Often described as one of South Africa’s most beautiful regions to amble through, the Garden Route is an incandescent treasure with many picturesque sites, photographic opportunities and is home to many ancient forests, rivers, long beach stretches and mountain ranges. To make your trip that much more unforgettable, we suggest you try out these little gems along the way – considered some of the region’s best kept secrets.
Gericke’s Point, which is located in Sedgefield, resembles the shape of a lion’s head. What makes this landmark so fascinating and worth a quick visit is that it has South Africa’s highest fossilized dunes.
Visitors have to walk roughly 4 km’s to reach the landmark – but the trek is certainly worth the effort as Gericke’s Point is a vantage point to many oceanic sites. During whale season, which is between the months of May – October, Gericke’s Point is a prime spot to view the Southern Right Whales as they come to the shorelines for the calving season. If you’re lucky, you might also have the opportunity to view a shoal of Humpback Dolphins who regularly frequent the area.
Low tide will reveal a myriad of marine life at the rock pools – a definitive highlight for explorers both young and old.
If you’re looking to have an authentic taste of the Garden Route, then look no further than the Sedgefield Wild Oats Community Farmer’s Market.
The market, which occurs every Saturday morning come rain or shine, has some of the finest local wares on offer – from home bakes and fresh produce to plant and flowers.
Visitors to the market will enjoy its thriving community spirit while being able to purchase some quality padkos for the road.
Highgate Ostrich Show Farm
For the more cautious of folk, there are petting areas where you’ll get to hold a baby chick, or allow these flightless birds to feed off the palm of your hand at the feeding area. Alternately, learn all you can learn about the ostrich on an interactive tour, which will get you up close and personal with the animals.
If you’re looking to try out the local cuisine, ostrich steaks or ostrich eggs(which can easily feed a party of 20) are available at the Farm’s restaurant.
Take home some memorabilia with you at the curio shop, where plain or decorated hollowed-out ostrich eggs are available for purchasing.
Tenikwa Wildlife and Awareness Centre
Tenikwa Wildlife, which is located in Plettenberg Bay, provides visitors the experience of walking with cheetahs through the forests of Tsitsikamma, as they get taken on their daily walks.

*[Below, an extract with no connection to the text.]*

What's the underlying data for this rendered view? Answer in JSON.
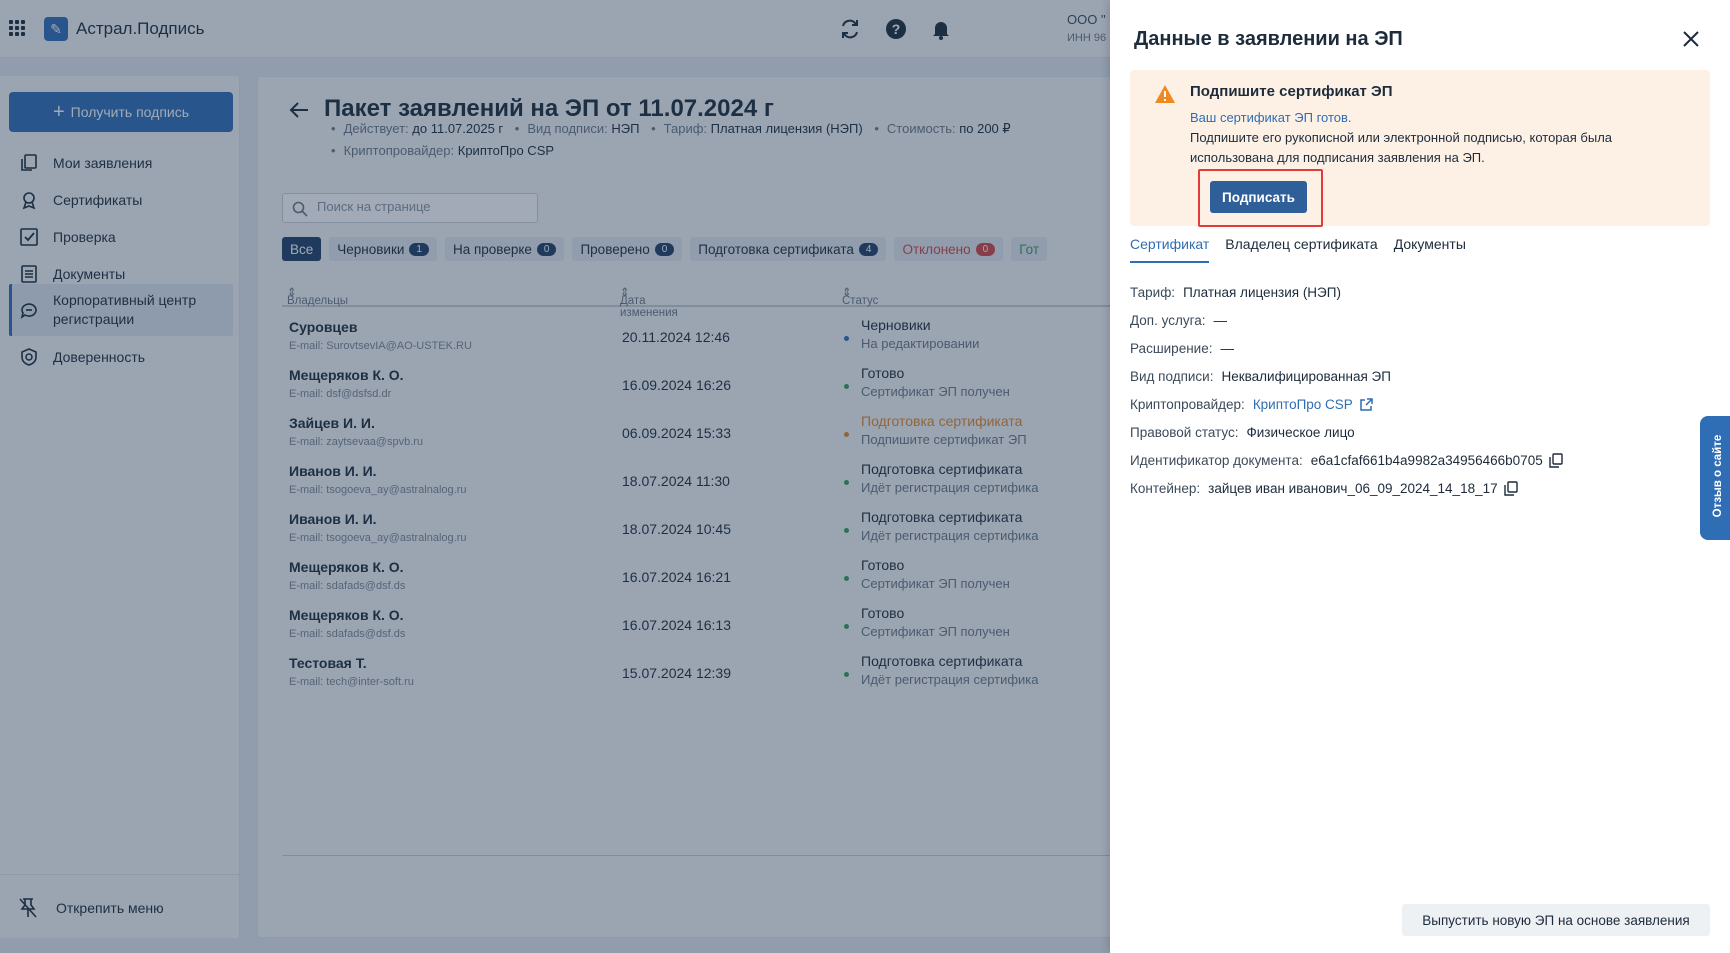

This opportunity allows you to spend quality time with the cheetahs and be provided with information on the endangered animal.
Tenikwa offers a variety of programs catered to different age groups and fitness levels, where visitors will go on an informative tour that not only teaches them about the cheetah but a variety of other endangered cats in South Africa.
Also on show are a wide variety of bird life which includes the Blue Crane, Marabou stork and waterfowls who regularly frequent the area.
Tsitsikamma National Park
It’s no secret, Tsitsikamma is a beautiful area, which is fitting considering it is derived from the Khoi word ‘place of abundance or sparkling water’. It is an ideal place to stretch your legs and explore its many attractions.
We suggest you visit the Tsitsikamma National Park, a coastal reserve that is home to an indigenous forestry, many specimen of fynbos, deep river gorges and a wide variety of game. Covering an 80km stretch, the park is expansive and snakes along the coastline.
Bungee Jumping Off Bloukrans Bridge
For those of you looking to tick a dare-devilish activity off your bucket list, here’s your chance.
Take a pit stop on your travels at Bloukrans Bridge in Nature’s Valley. The structure stands tall at a height of 216 metres overlooking the river, and is the site of the world’s highest commercial bungee jumping. Not only will you get the ultimate adrenaline fix, but you’ll have the opportunity to view spectacular scenery from great heights.
Visit the Outeniqua Transport Museum
Once popular modes of transport, these trains have since been grounded. 13 locomotives are currently on display and include Johannesburg’s first ever steam train, Emil Kessler together with the mightily fine Royal Train of 1947.